Both methods are effective remote learning strategies – it simply depends on what works best for you and your students. Ask your students for what they prefer with a Poll Everywhere multiple choice question to adapt your lesson plan. It is also important to keep in mind that these aren’t the only two options available to you. Feel free to mix up both synchronous and asynchronous strategies to provide the best distance learning environment for your students and their learning style.

Set expectations and get your students involved

In a traditional in-person classroom setting, students are expected to show up to class and participate. In a virtual classroom, the expectations are unclear. Are all students expected to tune into a live lecture? Or can they watch the recording on their own time? What counts as participation? Determine what it will take for a student to be successful in your class and make it clear on the first day. If you choose a synchronous distance learning plan, then make it clear that attendance is mandatory for all students. If you choose asynchronous learning, set clear due dates for assignments to ensure your students are on track.

On top of setting expectations, get your students involved. In a distance learning setting, students play a major supporting role in their learning. Give your students more control and involve them in the development of the lesson plan. Use Surveys to ask for feedback and suggestions. Allow your students to pick which topics they want to cover and assignments they are excited to work on.

Build your teaching toolkit

Like Batman with his utility belt, instructors will need their own toolkit to replace in-person class activities. Taking attendance, hosting Q&A sessions, and tracking student participation will be difficult to do over a video call. Choose the tools best suited for your classroom but keep in mind that every tool has a learning curve for you and your students.

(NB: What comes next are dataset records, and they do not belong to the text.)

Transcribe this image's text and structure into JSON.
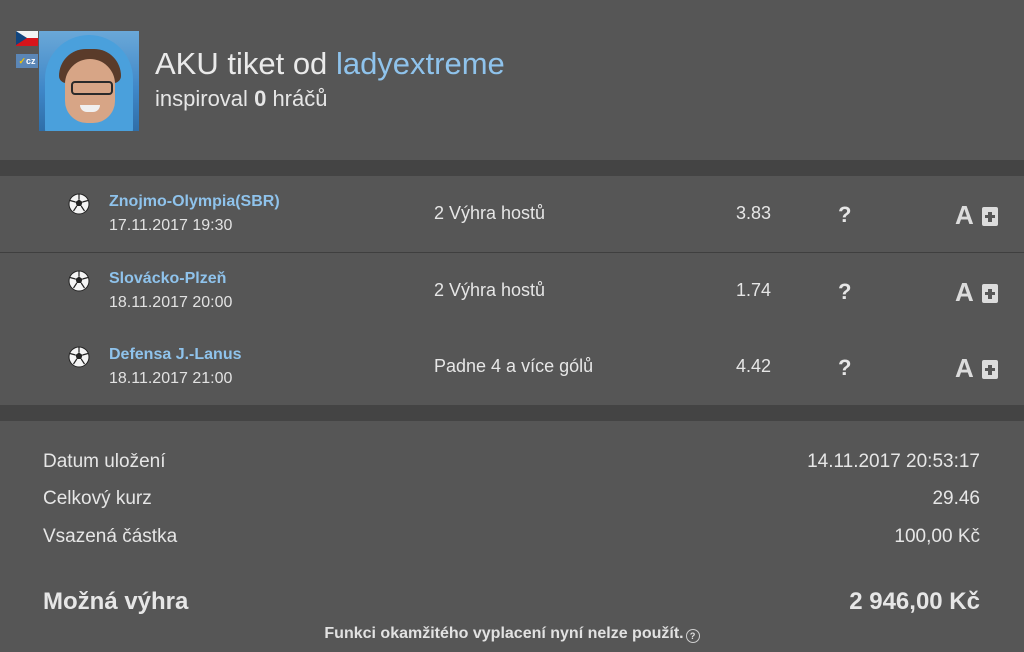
{
  "header": {
    "title_prefix": "AKU tiket od",
    "username": "ladyextreme",
    "inspired_prefix": "inspiroval",
    "inspired_count": "0",
    "inspired_suffix": "hráčů",
    "country_badge": "cz"
  },
  "bets": [
    {
      "match": "Znojmo-Olympia(SBR)",
      "date": "17.11.2017 19:30",
      "tip": "2 Výhra hostů",
      "odds": "3.83",
      "status": "?",
      "action": "A"
    },
    {
      "match": "Slovácko-Plzeň",
      "date": "18.11.2017 20:00",
      "tip": "2 Výhra hostů",
      "odds": "1.74",
      "status": "?",
      "action": "A"
    },
    {
      "match": "Defensa J.-Lanus",
      "date": "18.11.2017 21:00",
      "tip": "Padne 4 a více gólů",
      "odds": "4.42",
      "status": "?",
      "action": "A"
    }
  ],
  "summary": {
    "saved_label": "Datum uložení",
    "saved_value": "14.11.2017 20:53:17",
    "total_odds_label": "Celkový kurz",
    "total_odds_value": "29.46",
    "stake_label": "Vsazená částka",
    "stake_value": "100,00 Kč",
    "win_label": "Možná výhra",
    "win_value": "2 946,00 Kč",
    "notice": "Funkci okamžitého vyplacení nyní nelze použít.",
    "help_glyph": "?"
  },
  "icons": {
    "sport": "soccer-ball-icon",
    "status": "question-icon",
    "add": "add-box-icon"
  },
  "colors": {
    "background": "#565656",
    "separator": "#444444",
    "link": "#8fc3ec",
    "text": "#e6e6e6"
  }
}
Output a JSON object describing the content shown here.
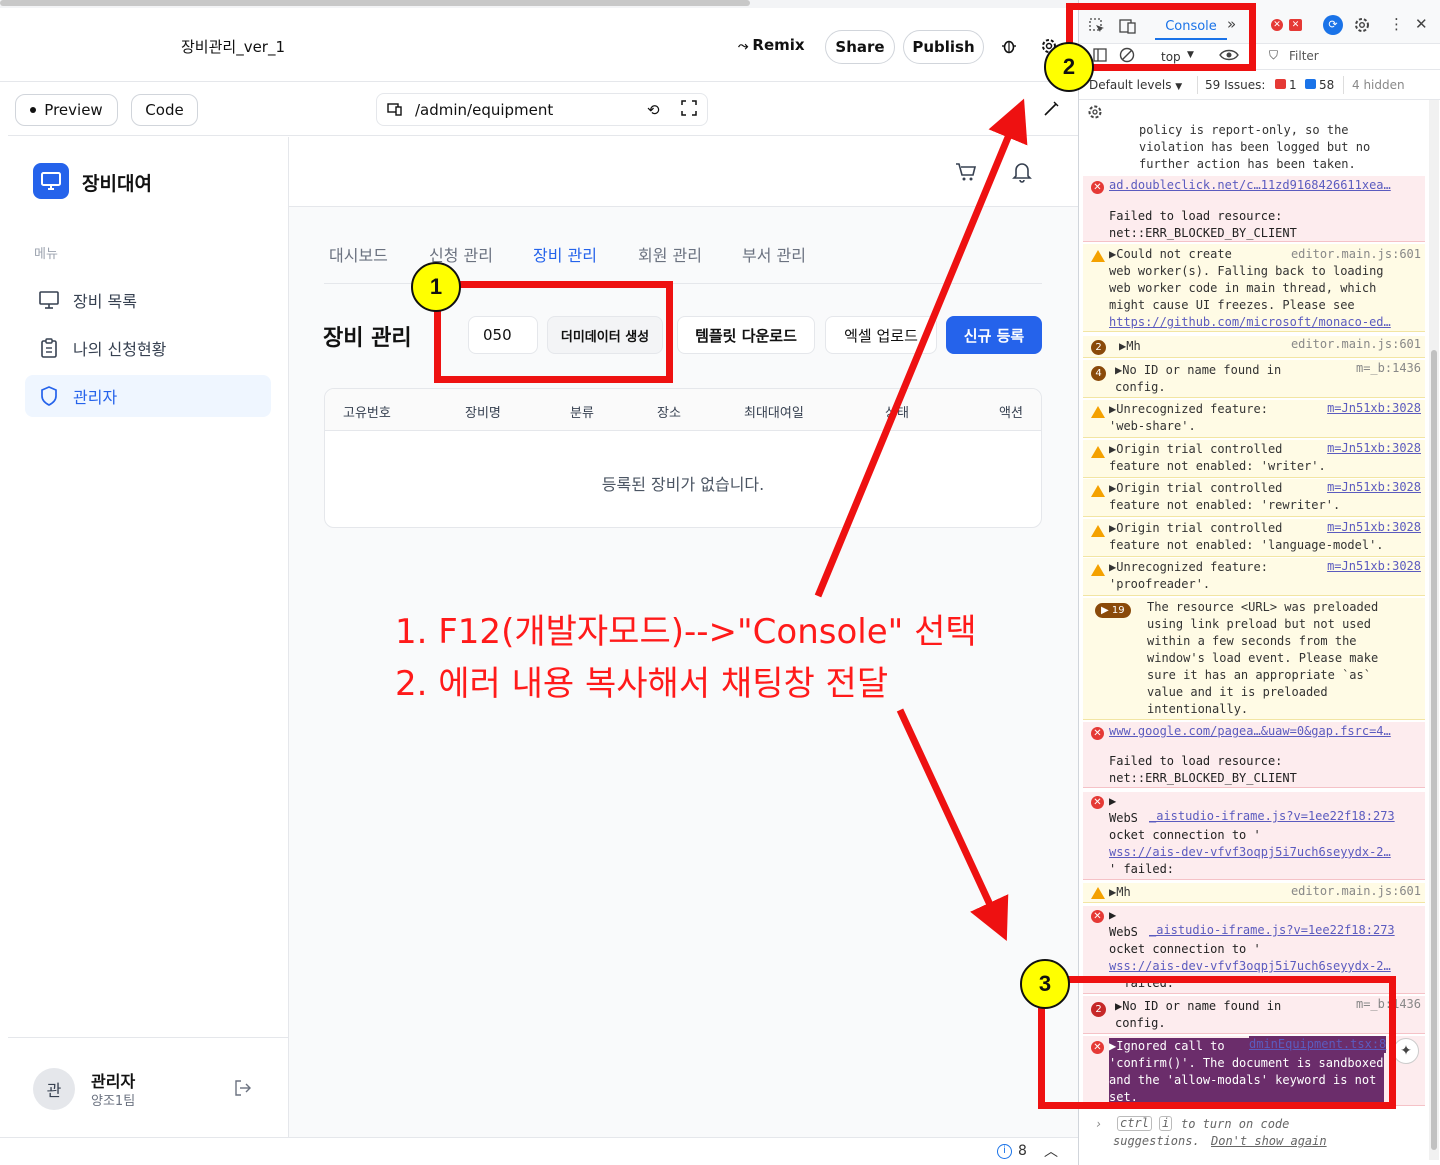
{
  "topbar": {
    "project_title": "장비관리_ver_1",
    "remix_label": "Remix",
    "share_label": "Share",
    "publish_label": "Publish"
  },
  "secondbar": {
    "preview_label": "Preview",
    "code_label": "Code",
    "url_path": "/admin/equipment"
  },
  "sidebar": {
    "brand": "장비대여",
    "menu_label": "메뉴",
    "items": [
      {
        "label": "장비 목록",
        "icon": "monitor-icon"
      },
      {
        "label": "나의 신청현황",
        "icon": "clipboard-icon"
      },
      {
        "label": "관리자",
        "icon": "shield-icon",
        "active": true
      }
    ],
    "user": {
      "avatar": "관",
      "name": "관리자",
      "team": "양조1팀"
    }
  },
  "main": {
    "tabs": [
      {
        "label": "대시보드"
      },
      {
        "label": "신청 관리"
      },
      {
        "label": "장비 관리",
        "active": true
      },
      {
        "label": "회원 관리"
      },
      {
        "label": "부서 관리"
      }
    ],
    "section_title": "장비 관리",
    "count_input_value": "050",
    "dummy_button": "더미데이터 생성",
    "template_button": "템플릿 다운로드",
    "excel_button": "엑셀 업로드",
    "new_button": "신규 등록",
    "table_headers": [
      "고유번호",
      "장비명",
      "분류",
      "장소",
      "최대대여일",
      "상태",
      "액션"
    ],
    "empty_message": "등록된 장비가 없습니다."
  },
  "footer": {
    "info_count": "8"
  },
  "devtools": {
    "console_tab": "Console",
    "context": "top",
    "filter_placeholder": "Filter",
    "levels": "Default levels",
    "issues_label": "59 Issues:",
    "issues_err": "1",
    "issues_msg": "58",
    "hidden": "4 hidden",
    "logs": [
      {
        "type": "info",
        "text": "policy is report-only, so the\nviolation has been logged but no\nfurther action has been taken."
      },
      {
        "type": "error",
        "link": "ad.doubleclick.net/c…11zd9168426611xea…",
        "text": "Failed to load resource:\nnet::ERR_BLOCKED_BY_CLIENT"
      },
      {
        "type": "warn",
        "text": "▶Could not create\nweb worker(s). Falling back to loading\nweb worker code in main thread, which\nmight cause UI freezes. Please see",
        "link": "https://github.com/microsoft/monaco-ed…",
        "src": "editor.main.js:601"
      },
      {
        "type": "warn",
        "count": "2",
        "text": "▶Mh",
        "src": "editor.main.js:601"
      },
      {
        "type": "warn",
        "count": "4",
        "text": "▶No ID or name found in\nconfig.",
        "src": "m=_b:1436"
      },
      {
        "type": "warn",
        "text": "▶Unrecognized feature:\n'web-share'.",
        "src": "m=Jn51xb:3028"
      },
      {
        "type": "warn",
        "text": "▶Origin trial controlled\nfeature not enabled: 'writer'.",
        "src": "m=Jn51xb:3028"
      },
      {
        "type": "warn",
        "text": "▶Origin trial controlled\nfeature not enabled: 'rewriter'.",
        "src": "m=Jn51xb:3028"
      },
      {
        "type": "warn",
        "text": "▶Origin trial controlled\nfeature not enabled: 'language-model'.",
        "src": "m=Jn51xb:3028"
      },
      {
        "type": "warn",
        "text": "▶Unrecognized feature:\n'proofreader'.",
        "src": "m=Jn51xb:3028"
      },
      {
        "type": "warn",
        "count": "▶ 19",
        "text": "The resource <URL> was preloaded\nusing link preload but not used\nwithin a few seconds from the\nwindow's load event. Please make\nsure it has an appropriate `as`\nvalue and it is preloaded\nintentionally."
      },
      {
        "type": "error",
        "link": "www.google.com/pagea…&uaw=0&gap.fsrc=4…",
        "text": "Failed to load resource:\nnet::ERR_BLOCKED_BY_CLIENT"
      },
      {
        "type": "error",
        "text": "▶\nWebS\nocket connection to '\n\n' failed:",
        "link": "_aistudio-iframe.js?v=1ee22f18:273",
        "link2": "wss://ais-dev-vfvf3oqpj5i7uch6seyydx-2…"
      },
      {
        "type": "warn",
        "text": "▶Mh",
        "src": "editor.main.js:601"
      },
      {
        "type": "error",
        "text": "▶\nWebS\nocket connection to '\n\n' failed:",
        "link": "_aistudio-iframe.js?v=1ee22f18:273",
        "link2": "wss://ais-dev-vfvf3oqpj5i7uch6seyydx-2…"
      },
      {
        "type": "error",
        "count": "2",
        "text": "▶No ID or name found in\nconfig.",
        "src": "m=_b:1436"
      },
      {
        "type": "error",
        "text": "▶Ignored call to\n'confirm()'. The document is sandboxed\nand the 'allow-modals' keyword is not\nset.",
        "link": "dminEquipment.tsx:8"
      }
    ],
    "hint": "ctrl i to turn on code\nsuggestions. Don't show again",
    "hint_ctrl": "ctrl",
    "hint_i": "i",
    "hint_rest": "to turn on code",
    "hint_line2": "suggestions.",
    "hint_dont": "Don't show again"
  },
  "annotations": {
    "badge1": "1",
    "badge2": "2",
    "badge3": "3",
    "line1": "1. F12(개발자모드)-->\"Console\" 선택",
    "line2": "2. 에러 내용 복사해서 채팅창 전달",
    "color": "#ee1111"
  }
}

Avoid incorporating every single tool available – it may be more of a burden than a benefit to you. Here are a few tools we recommend:

  • Google Drive for sharing assignments, readings, and other material
  • Slack for instant messaging and group chats
  • Canva for fun visuals and graphics

The future of education is changing every week, with schools announcing new rules and processes every day. However, this time instructors can prepare for the unexpected. Check out our distance learning guide for detailed instructions on how to turn your in-person lesson plan into a distance learning plan. Take attendance, administer quizzes, and give credit for participation with Poll Everywhere. For a detailed breakdown of how to navigate distance or hybrid learning this fall, download our free back to school guide.

Get the guide